I readily grant that for many Christians it is distinctly difficult to give up looking for the “actual words of Jesus,” many of which have been sustaining for their faith. Those red-letter editions of the Bible, where all the words of Jesus are marked in crimson for those who seek him, are not easily discarded. Still, we finally cannot know the “actual words of Jesus;” they are not accessible to us and never were. What we can know is the picture of Jesus and his age created by the genius of Mark, Matthew, Luke, and John. It is their Jesus we can know, not the historical Jesus, who is lost in the mists of the past. Yet, surely, it is this Jesus, this Gospel Jesus, not some supposed man of history, that has in fact been the one we have staked our lives on, the spinner of unforgettable tales, the speaker of wisdom, the lover of the unlovable, the challenger of the authorities, the one finally willing to die as a sign that that love cannot be defeated, and the one raised by God as the proof that the rule of God can and will triumph on earth as it is in heaven.

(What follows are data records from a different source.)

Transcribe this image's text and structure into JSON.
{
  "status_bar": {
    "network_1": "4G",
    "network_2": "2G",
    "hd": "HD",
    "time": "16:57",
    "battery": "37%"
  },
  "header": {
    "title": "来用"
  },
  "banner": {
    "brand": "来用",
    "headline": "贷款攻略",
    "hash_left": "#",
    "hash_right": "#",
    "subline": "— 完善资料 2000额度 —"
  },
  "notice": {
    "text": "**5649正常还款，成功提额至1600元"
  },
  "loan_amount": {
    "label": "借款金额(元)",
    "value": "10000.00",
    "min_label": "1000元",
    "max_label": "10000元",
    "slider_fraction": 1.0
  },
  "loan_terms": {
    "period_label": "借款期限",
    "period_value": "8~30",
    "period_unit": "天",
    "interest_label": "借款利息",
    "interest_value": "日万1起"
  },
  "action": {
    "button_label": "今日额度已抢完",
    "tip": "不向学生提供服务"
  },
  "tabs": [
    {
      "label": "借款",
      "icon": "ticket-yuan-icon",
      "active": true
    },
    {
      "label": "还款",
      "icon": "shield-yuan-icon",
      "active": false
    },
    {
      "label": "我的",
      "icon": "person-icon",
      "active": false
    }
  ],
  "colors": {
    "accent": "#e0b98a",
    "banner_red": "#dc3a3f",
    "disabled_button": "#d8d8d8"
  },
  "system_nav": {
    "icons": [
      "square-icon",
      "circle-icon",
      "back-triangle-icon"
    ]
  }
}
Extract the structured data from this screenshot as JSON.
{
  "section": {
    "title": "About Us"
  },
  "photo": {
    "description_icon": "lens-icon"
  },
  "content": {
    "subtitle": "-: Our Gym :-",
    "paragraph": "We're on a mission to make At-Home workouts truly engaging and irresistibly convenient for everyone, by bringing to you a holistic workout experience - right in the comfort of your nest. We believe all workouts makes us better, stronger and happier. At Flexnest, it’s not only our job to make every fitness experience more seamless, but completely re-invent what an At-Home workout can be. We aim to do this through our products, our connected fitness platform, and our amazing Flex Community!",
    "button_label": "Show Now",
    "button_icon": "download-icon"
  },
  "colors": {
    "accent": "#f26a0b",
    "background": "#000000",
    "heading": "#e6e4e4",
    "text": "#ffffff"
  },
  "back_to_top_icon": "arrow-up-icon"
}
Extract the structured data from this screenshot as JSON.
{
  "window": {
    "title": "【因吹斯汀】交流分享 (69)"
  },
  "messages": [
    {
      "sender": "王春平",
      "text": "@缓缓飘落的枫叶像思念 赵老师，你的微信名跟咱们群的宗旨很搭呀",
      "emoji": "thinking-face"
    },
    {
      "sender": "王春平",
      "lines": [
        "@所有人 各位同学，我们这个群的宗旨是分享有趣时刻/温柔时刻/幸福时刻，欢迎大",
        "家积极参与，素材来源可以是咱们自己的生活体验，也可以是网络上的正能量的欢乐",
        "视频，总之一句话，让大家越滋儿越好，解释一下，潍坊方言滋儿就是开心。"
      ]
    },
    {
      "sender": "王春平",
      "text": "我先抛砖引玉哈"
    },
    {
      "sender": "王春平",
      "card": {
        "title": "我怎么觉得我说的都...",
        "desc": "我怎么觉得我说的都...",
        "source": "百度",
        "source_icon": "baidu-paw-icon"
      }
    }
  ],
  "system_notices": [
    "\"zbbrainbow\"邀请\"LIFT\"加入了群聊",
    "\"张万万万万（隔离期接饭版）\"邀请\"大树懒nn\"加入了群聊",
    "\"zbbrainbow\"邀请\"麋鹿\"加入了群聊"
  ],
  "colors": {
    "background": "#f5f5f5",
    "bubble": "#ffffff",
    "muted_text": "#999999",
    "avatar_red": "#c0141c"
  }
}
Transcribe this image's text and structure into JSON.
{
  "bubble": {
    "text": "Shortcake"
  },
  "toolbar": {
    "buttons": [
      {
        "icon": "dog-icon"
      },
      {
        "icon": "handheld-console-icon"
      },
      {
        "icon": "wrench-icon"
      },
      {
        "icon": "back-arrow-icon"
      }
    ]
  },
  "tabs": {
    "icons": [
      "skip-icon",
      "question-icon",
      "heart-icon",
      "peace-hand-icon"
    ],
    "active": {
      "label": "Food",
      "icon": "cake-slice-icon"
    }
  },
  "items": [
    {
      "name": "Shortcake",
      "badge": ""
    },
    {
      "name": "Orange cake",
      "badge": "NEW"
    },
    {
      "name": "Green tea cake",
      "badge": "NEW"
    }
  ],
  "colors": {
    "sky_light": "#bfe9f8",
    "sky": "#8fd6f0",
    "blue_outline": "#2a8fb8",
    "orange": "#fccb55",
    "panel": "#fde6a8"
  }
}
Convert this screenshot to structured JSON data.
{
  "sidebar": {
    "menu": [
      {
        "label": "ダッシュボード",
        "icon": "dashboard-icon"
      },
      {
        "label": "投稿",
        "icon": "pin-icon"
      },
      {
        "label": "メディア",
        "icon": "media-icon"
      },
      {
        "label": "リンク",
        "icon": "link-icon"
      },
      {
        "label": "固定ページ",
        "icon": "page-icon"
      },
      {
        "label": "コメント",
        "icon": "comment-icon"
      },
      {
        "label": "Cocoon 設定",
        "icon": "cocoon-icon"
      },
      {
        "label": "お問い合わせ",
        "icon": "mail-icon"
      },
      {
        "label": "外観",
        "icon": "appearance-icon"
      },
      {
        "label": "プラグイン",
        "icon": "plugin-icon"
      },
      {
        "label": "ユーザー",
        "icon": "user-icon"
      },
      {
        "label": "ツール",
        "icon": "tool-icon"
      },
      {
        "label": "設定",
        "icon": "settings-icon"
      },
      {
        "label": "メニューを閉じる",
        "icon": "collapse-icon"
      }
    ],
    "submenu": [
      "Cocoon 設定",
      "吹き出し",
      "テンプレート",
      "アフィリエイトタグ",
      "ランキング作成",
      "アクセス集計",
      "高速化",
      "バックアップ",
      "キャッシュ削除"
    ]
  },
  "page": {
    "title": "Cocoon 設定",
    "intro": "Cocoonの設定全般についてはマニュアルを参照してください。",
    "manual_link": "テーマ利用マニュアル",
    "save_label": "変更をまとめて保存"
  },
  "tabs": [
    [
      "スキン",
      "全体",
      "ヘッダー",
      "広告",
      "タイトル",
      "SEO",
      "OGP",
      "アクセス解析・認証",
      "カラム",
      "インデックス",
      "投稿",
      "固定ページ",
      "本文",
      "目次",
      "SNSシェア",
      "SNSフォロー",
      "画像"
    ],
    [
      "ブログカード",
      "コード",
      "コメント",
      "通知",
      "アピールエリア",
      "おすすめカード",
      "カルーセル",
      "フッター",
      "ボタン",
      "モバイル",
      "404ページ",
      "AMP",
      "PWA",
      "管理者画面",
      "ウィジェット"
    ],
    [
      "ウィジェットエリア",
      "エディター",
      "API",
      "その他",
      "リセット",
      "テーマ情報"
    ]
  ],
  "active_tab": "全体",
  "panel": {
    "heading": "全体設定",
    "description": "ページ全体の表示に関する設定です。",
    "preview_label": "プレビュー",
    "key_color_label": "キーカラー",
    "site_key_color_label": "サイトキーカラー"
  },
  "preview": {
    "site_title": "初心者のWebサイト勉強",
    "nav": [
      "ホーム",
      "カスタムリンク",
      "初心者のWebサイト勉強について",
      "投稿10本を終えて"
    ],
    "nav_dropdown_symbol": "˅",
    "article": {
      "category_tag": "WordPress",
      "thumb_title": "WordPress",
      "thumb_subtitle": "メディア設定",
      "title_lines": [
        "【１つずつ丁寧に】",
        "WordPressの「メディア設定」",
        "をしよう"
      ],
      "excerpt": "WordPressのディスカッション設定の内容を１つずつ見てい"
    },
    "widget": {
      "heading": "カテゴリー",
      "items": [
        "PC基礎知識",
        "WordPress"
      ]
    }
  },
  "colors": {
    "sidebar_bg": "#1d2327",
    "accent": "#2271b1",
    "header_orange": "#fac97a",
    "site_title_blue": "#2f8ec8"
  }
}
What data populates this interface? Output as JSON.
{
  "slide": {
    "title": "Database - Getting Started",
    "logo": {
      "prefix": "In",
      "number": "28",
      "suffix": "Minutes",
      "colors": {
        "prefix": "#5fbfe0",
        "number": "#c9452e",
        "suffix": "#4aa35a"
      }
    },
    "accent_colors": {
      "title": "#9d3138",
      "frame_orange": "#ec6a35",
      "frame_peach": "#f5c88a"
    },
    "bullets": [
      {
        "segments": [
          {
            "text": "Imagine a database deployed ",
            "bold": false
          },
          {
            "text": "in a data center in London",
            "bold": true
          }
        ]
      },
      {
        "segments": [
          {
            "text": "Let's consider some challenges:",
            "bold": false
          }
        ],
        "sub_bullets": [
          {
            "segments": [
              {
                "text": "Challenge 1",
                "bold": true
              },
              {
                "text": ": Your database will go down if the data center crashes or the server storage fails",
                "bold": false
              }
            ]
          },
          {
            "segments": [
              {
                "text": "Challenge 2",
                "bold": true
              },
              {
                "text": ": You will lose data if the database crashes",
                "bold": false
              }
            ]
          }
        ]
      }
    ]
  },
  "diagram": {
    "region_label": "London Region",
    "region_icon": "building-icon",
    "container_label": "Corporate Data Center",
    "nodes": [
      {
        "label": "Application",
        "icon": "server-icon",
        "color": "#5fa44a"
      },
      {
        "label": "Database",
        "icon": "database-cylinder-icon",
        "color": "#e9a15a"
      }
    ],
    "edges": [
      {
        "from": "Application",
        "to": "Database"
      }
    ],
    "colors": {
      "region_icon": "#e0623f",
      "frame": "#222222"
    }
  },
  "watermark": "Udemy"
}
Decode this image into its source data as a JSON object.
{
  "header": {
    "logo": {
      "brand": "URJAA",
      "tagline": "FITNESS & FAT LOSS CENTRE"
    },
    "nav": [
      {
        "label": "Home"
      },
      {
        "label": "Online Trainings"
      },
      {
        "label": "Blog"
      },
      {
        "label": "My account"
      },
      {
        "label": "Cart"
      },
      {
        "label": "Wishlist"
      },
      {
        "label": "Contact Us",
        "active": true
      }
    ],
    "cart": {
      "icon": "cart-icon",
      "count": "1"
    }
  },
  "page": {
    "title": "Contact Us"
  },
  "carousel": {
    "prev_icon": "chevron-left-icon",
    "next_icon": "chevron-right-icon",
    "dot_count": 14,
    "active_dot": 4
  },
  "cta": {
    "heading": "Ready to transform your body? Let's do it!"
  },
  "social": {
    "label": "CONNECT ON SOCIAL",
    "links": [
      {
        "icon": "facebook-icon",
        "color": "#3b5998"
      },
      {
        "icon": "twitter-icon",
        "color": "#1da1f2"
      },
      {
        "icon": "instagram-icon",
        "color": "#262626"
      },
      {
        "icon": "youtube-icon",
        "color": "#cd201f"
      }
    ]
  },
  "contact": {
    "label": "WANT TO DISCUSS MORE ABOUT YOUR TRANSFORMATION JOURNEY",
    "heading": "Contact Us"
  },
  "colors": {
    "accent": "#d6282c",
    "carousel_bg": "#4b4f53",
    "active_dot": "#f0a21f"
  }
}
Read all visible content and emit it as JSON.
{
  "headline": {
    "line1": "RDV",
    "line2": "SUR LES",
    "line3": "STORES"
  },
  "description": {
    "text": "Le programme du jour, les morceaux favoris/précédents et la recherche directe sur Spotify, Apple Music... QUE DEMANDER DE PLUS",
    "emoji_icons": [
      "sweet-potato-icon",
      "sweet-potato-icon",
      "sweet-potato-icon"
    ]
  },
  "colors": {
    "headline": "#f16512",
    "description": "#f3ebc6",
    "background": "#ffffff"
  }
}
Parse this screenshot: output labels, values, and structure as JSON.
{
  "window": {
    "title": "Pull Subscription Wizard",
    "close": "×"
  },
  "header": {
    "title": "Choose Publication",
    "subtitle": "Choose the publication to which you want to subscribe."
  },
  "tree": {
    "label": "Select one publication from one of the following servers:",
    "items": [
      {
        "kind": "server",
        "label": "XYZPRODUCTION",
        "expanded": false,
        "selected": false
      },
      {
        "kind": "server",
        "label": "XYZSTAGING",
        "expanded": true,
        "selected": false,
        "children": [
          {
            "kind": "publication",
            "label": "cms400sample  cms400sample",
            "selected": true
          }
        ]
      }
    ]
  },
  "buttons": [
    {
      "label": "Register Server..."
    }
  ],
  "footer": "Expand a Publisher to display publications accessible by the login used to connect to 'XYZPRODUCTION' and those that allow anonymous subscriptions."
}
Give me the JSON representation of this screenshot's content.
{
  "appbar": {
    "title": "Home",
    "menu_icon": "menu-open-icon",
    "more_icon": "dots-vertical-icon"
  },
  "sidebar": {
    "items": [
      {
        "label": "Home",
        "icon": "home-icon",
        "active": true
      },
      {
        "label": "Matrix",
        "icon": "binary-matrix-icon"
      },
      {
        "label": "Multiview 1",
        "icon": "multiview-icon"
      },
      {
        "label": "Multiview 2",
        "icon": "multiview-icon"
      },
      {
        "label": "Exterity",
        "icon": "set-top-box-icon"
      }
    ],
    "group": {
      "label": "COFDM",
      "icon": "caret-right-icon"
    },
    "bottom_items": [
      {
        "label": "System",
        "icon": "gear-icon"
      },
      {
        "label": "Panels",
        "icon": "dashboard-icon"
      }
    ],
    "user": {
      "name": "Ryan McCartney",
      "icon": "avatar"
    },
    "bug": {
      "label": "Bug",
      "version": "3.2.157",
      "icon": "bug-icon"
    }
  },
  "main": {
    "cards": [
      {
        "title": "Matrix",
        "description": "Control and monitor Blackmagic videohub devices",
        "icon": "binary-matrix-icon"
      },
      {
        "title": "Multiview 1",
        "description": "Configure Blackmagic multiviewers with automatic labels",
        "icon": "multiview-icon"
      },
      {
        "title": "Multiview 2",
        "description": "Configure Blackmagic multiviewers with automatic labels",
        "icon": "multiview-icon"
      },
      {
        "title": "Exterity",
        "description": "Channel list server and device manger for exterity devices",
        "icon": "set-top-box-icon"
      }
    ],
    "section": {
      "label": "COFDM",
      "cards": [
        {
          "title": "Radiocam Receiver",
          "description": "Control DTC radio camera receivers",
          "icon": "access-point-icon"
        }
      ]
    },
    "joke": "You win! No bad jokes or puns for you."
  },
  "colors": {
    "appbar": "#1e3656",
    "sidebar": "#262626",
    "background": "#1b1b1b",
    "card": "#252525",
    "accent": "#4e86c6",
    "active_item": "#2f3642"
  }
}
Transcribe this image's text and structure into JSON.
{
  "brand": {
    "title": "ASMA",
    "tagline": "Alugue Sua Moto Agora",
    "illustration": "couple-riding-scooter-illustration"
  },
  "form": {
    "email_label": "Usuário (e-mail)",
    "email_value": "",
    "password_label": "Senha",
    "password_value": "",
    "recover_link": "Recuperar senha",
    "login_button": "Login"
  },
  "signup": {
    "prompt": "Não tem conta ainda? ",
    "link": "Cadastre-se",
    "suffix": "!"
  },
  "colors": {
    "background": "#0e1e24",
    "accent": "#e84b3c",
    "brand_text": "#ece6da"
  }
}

In Schweitzer’s magisterial volume “The Quest for the Historical Jesus,” the scholar Schweitzer summarizes superbly all the writing of the 18th and 19th centuries dedicated to the search for the Jesus of history. His conclusion is justly famous, representing as it does a summation of a certain liberal notion of who Jesus can be for modern believers. It was obviously a very valuable conclusion for Schweitzer himself, as the remainder of his life was spent in the service of many marginalized people in Africa, living out his discovery of who Jesus was, according to the Gospels that he had read so carefully. I love his words at the end of his search (1906).
“He comes to us as One unknown, without a name, as of old, by the lakeside,
He came to those men who knew Him not. He speaks to us the same words: “Follow thou me!” and sets us to the tasks which He has to fulfill for our time. He commands. And to those who obey Him, whether they be wise or simple, He will reveal himself in the toils, the conflicts, the sufferings which they shall pass through in His fellowship, and, as an ineffable mystery, they shall learn in their own experience Who He is.”
Those poetic words may not completely summarize what I have learned from my reading of the Gospels as historical fiction, but they come pretty close. I trust your reading may yield equally powerful goads to follow this Jesus in your own journey toward the realm of God.
(Images from Wikimedia Commons)